We find no merit to any point raised by the wife's appeal. However, because the term "bimonthly" is ambiguous and can mean either twice each month or once every two months, we remand for a clarification regarding the frequency of the day care contribution imposed on the husband.

On the husband's cross-appeal, we agree that the trial court erred in failing to conform the final judgment to the oral pronouncements. Cf. Meyer v. Meyer, 525 So.2d 462, 464 (Fla. 4th DCA) (entry of written judgment by trial court containing provision materially different from that which court announced at trial was substantive error, not clerical mistake), rev. denied, 536 So.2d 244 (Fla. 1988); Wilder v. Wilder, 251 So.2d 311, 313-314 (Fla. 4th DCA 1971) (same). We therefore reverse those portions of the final judgment that deal with the husband's visitation rights and the amount of child support that the wife was to pay the husband during the month-long summer visitation, and remand with directions to conform the written judgment to the court's oral pronouncements.
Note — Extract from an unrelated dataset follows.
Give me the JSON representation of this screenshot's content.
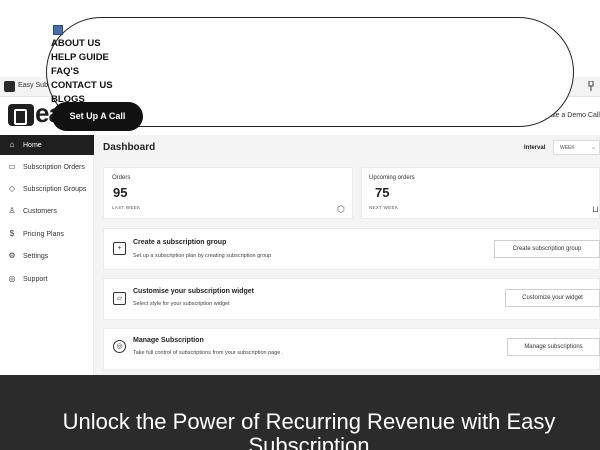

Furthermore, the trial court abused its discretion in awarding the wife sole use and possession of the marital home. Although the trial court did not specify the basis for this award, we find no support in the record for the award as lump sum alimony. See Canakaris v. Canakaris, 382 So.2d 1197 (Fla. 1980). Accordingly, we reverse that portion of the final judgment that awarded the wife sole possession and occupancy of the marital home and remand with directions to award the wife exclusive possession of the marital home until the minor child reaches the age of majority. See Satanonchai v. Satanonchai, 522 So.2d 1030 (Fla. 3d DCA 1988) (trial court should have awarded wife exclusive use and occupancy of marital home until children, who were in her custody, reached age of majority); Farrington v. Farrington, 390 So.2d 461 (Fla. 3d DCA 1980) (exclusive possession of marital home by custodial parent until child reaches majority proper incident of child support), rev. dismissed, 399 So.2d 1142 (Fla. 1981).

Because the trial court denied the wife a special equity in the house, the award cannot stand on that basis.
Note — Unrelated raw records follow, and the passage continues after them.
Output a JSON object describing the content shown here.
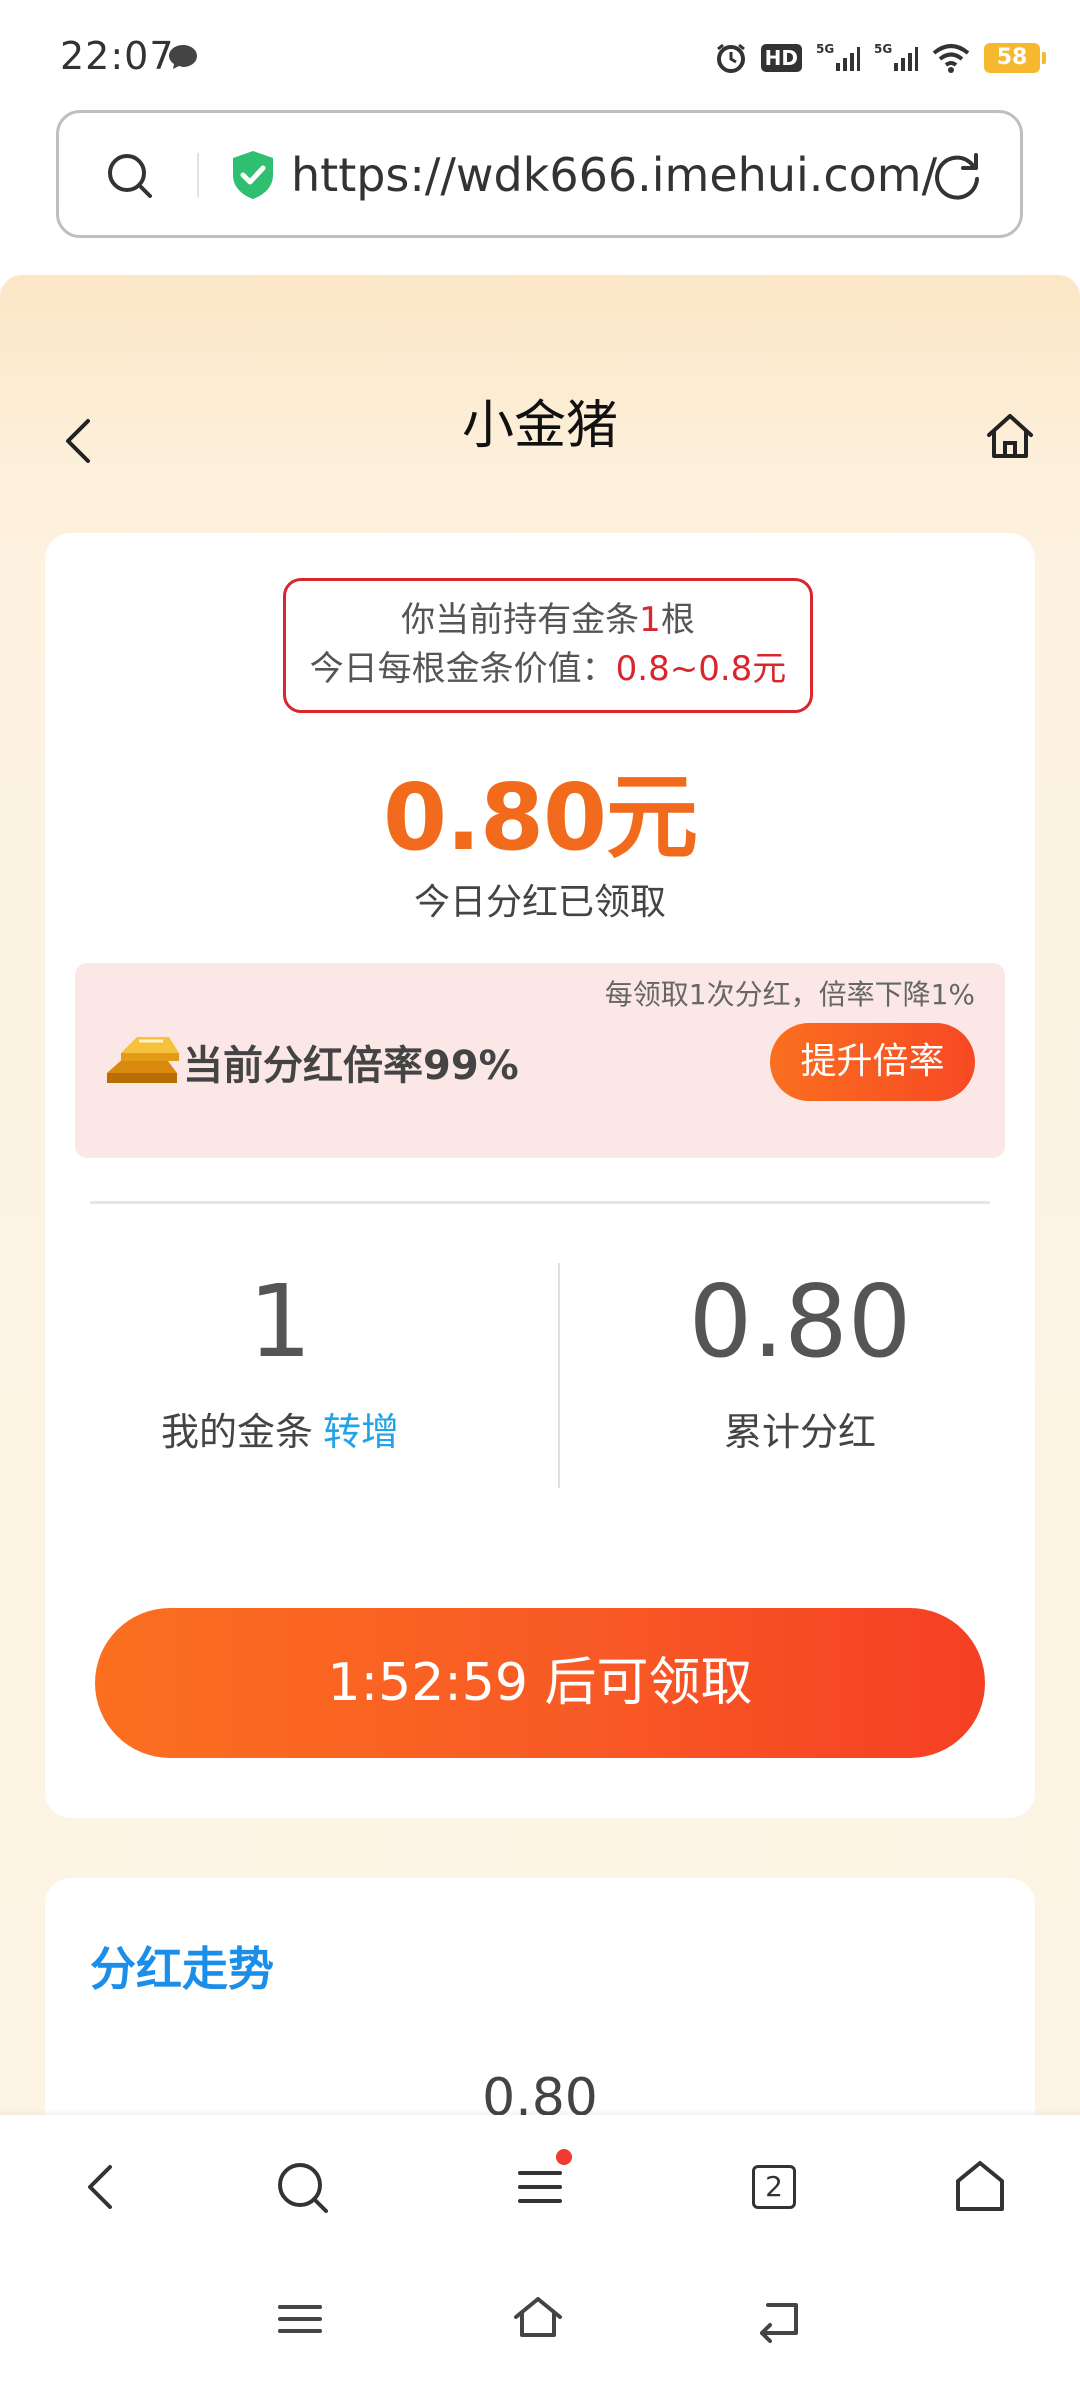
{
  "status_bar": {
    "time": "22:07",
    "hd_label": "HD",
    "battery": "58"
  },
  "url_bar": {
    "url": "https://wdk666.imehui.com/"
  },
  "page": {
    "title": "小金猪",
    "holding_prefix": "你当前持有金条",
    "holding_count": "1",
    "holding_suffix": "根",
    "value_prefix": "今日每根金条价值：",
    "value_range": "0.8~0.8元",
    "today_amount": "0.80元",
    "claimed_text": "今日分红已领取",
    "rate_note": "每领取1次分红，倍率下降1%",
    "rate_text": "当前分红倍率99%",
    "rate_button": "提升倍率",
    "my_gold_value": "1",
    "my_gold_label": "我的金条",
    "transfer_link": "转增",
    "total_dividend_value": "0.80",
    "total_dividend_label": "累计分红",
    "claim_button": "1:52:59 后可领取",
    "trend_title": "分红走势",
    "trend_peek_value": "0.80"
  },
  "browser_bar": {
    "tab_count": "2"
  },
  "colors": {
    "accent_orange": "#f26b1d",
    "alert_red": "#d9262c",
    "link_blue": "#21a3e8",
    "trend_blue": "#1a8ee8"
  }
}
Upon remand, the trial court shall provide that the party responsible for the mortgage payments and other expenses incident to ownership receive a credit upon the sale of the home. See Kelly v. Kelly, 583 So.2d 667 (Fla. 1991); Tinsley v. Tinsley, 490 So.2d 205 (Fla. 3d DCA 1986).

The husband also argues that the trial court erred in failing to distribute the parties' personal property. Because we are not able to determine from the record whether there was a distribution of personal property, we direct the trial court, upon remand, to conduct further proceedings on this matter. § 61.075, Fla. Stat. (1989). Likewise, the trial court erred in neglecting to distribute the marital liabilities. § 61.075; Italiane v. Italiane, 342 So.2d 1003, 1005 (Fla. 4th DCA 1977).

In an earlier proceeding in the litigation, a general master issued a report that resolved a number of the issues raised in the cross-appeal. The ultimate disposition of that report is not clear.

We find no merit to the remaining issues on cross-appeal.

Affirmed in part; reversed in part; remanded with directions.